> [Excerpted data]
────────────────────────────────────────
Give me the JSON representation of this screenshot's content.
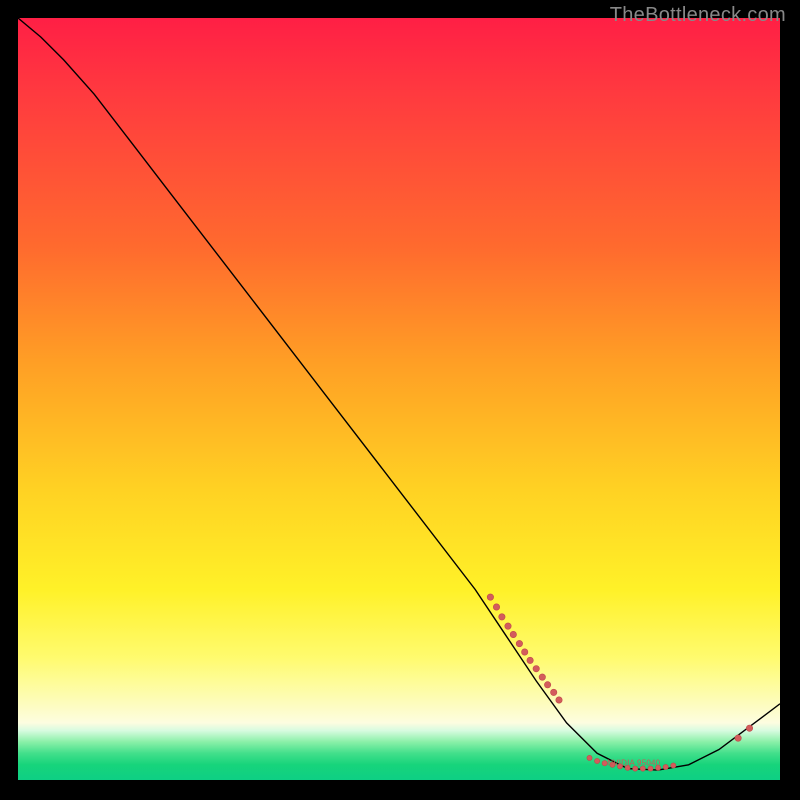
{
  "watermark": "TheBottleneck.com",
  "colors": {
    "dot": "#d35c5c",
    "curve": "#000000"
  },
  "chart_data": {
    "type": "line",
    "title": "",
    "xlabel": "",
    "ylabel": "",
    "xlim": [
      0,
      100
    ],
    "ylim": [
      0,
      100
    ],
    "grid": false,
    "curve": [
      {
        "x": 0,
        "y": 100
      },
      {
        "x": 3,
        "y": 97.5
      },
      {
        "x": 6,
        "y": 94.5
      },
      {
        "x": 10,
        "y": 90
      },
      {
        "x": 15,
        "y": 83.5
      },
      {
        "x": 20,
        "y": 77
      },
      {
        "x": 30,
        "y": 64
      },
      {
        "x": 40,
        "y": 51
      },
      {
        "x": 50,
        "y": 38
      },
      {
        "x": 60,
        "y": 25
      },
      {
        "x": 64,
        "y": 19
      },
      {
        "x": 68,
        "y": 13
      },
      {
        "x": 72,
        "y": 7.5
      },
      {
        "x": 76,
        "y": 3.5
      },
      {
        "x": 80,
        "y": 1.5
      },
      {
        "x": 84,
        "y": 1.3
      },
      {
        "x": 88,
        "y": 2.0
      },
      {
        "x": 92,
        "y": 4.0
      },
      {
        "x": 96,
        "y": 7.0
      },
      {
        "x": 100,
        "y": 10
      }
    ],
    "points_left_cluster": [
      {
        "x": 62,
        "y": 24
      },
      {
        "x": 62.8,
        "y": 22.7
      },
      {
        "x": 63.5,
        "y": 21.4
      },
      {
        "x": 64.3,
        "y": 20.2
      },
      {
        "x": 65.0,
        "y": 19.1
      },
      {
        "x": 65.8,
        "y": 17.9
      },
      {
        "x": 66.5,
        "y": 16.8
      },
      {
        "x": 67.2,
        "y": 15.7
      },
      {
        "x": 68.0,
        "y": 14.6
      },
      {
        "x": 68.8,
        "y": 13.5
      },
      {
        "x": 69.5,
        "y": 12.5
      },
      {
        "x": 70.3,
        "y": 11.5
      },
      {
        "x": 71.0,
        "y": 10.5
      }
    ],
    "points_bottom_cluster": [
      {
        "x": 75,
        "y": 2.9
      },
      {
        "x": 76,
        "y": 2.5
      },
      {
        "x": 77,
        "y": 2.2
      },
      {
        "x": 78,
        "y": 2.0
      },
      {
        "x": 79,
        "y": 1.8
      },
      {
        "x": 80,
        "y": 1.6
      },
      {
        "x": 81,
        "y": 1.5
      },
      {
        "x": 82,
        "y": 1.5
      },
      {
        "x": 83,
        "y": 1.5
      },
      {
        "x": 84,
        "y": 1.6
      },
      {
        "x": 85,
        "y": 1.7
      },
      {
        "x": 86,
        "y": 1.9
      }
    ],
    "points_right_pair": [
      {
        "x": 94.5,
        "y": 5.5
      },
      {
        "x": 96.0,
        "y": 6.8
      }
    ],
    "labeled_point": {
      "x": 81,
      "y": 1.5,
      "label": "NVIDIA 95040"
    }
  }
}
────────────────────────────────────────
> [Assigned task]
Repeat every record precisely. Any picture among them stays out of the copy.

> [Answer below]
Give me the JSON representation of this screenshot's content.
{
  "watermark": "TheBottleneck.com",
  "colors": {
    "dot": "#d35c5c",
    "curve": "#000000"
  },
  "chart_data": {
    "type": "line",
    "title": "",
    "xlabel": "",
    "ylabel": "",
    "xlim": [
      0,
      100
    ],
    "ylim": [
      0,
      100
    ],
    "grid": false,
    "curve": [
      {
        "x": 0,
        "y": 100
      },
      {
        "x": 3,
        "y": 97.5
      },
      {
        "x": 6,
        "y": 94.5
      },
      {
        "x": 10,
        "y": 90
      },
      {
        "x": 15,
        "y": 83.5
      },
      {
        "x": 20,
        "y": 77
      },
      {
        "x": 30,
        "y": 64
      },
      {
        "x": 40,
        "y": 51
      },
      {
        "x": 50,
        "y": 38
      },
      {
        "x": 60,
        "y": 25
      },
      {
        "x": 64,
        "y": 19
      },
      {
        "x": 68,
        "y": 13
      },
      {
        "x": 72,
        "y": 7.5
      },
      {
        "x": 76,
        "y": 3.5
      },
      {
        "x": 80,
        "y": 1.5
      },
      {
        "x": 84,
        "y": 1.3
      },
      {
        "x": 88,
        "y": 2.0
      },
      {
        "x": 92,
        "y": 4.0
      },
      {
        "x": 96,
        "y": 7.0
      },
      {
        "x": 100,
        "y": 10
      }
    ],
    "points_left_cluster": [
      {
        "x": 62,
        "y": 24
      },
      {
        "x": 62.8,
        "y": 22.7
      },
      {
        "x": 63.5,
        "y": 21.4
      },
      {
        "x": 64.3,
        "y": 20.2
      },
      {
        "x": 65.0,
        "y": 19.1
      },
      {
        "x": 65.8,
        "y": 17.9
      },
      {
        "x": 66.5,
        "y": 16.8
      },
      {
        "x": 67.2,
        "y": 15.7
      },
      {
        "x": 68.0,
        "y": 14.6
      },
      {
        "x": 68.8,
        "y": 13.5
      },
      {
        "x": 69.5,
        "y": 12.5
      },
      {
        "x": 70.3,
        "y": 11.5
      },
      {
        "x": 71.0,
        "y": 10.5
      }
    ],
    "points_bottom_cluster": [
      {
        "x": 75,
        "y": 2.9
      },
      {
        "x": 76,
        "y": 2.5
      },
      {
        "x": 77,
        "y": 2.2
      },
      {
        "x": 78,
        "y": 2.0
      },
      {
        "x": 79,
        "y": 1.8
      },
      {
        "x": 80,
        "y": 1.6
      },
      {
        "x": 81,
        "y": 1.5
      },
      {
        "x": 82,
        "y": 1.5
      },
      {
        "x": 83,
        "y": 1.5
      },
      {
        "x": 84,
        "y": 1.6
      },
      {
        "x": 85,
        "y": 1.7
      },
      {
        "x": 86,
        "y": 1.9
      }
    ],
    "points_right_pair": [
      {
        "x": 94.5,
        "y": 5.5
      },
      {
        "x": 96.0,
        "y": 6.8
      }
    ],
    "labeled_point": {
      "x": 81,
      "y": 1.5,
      "label": "NVIDIA 95040"
    }
  }
}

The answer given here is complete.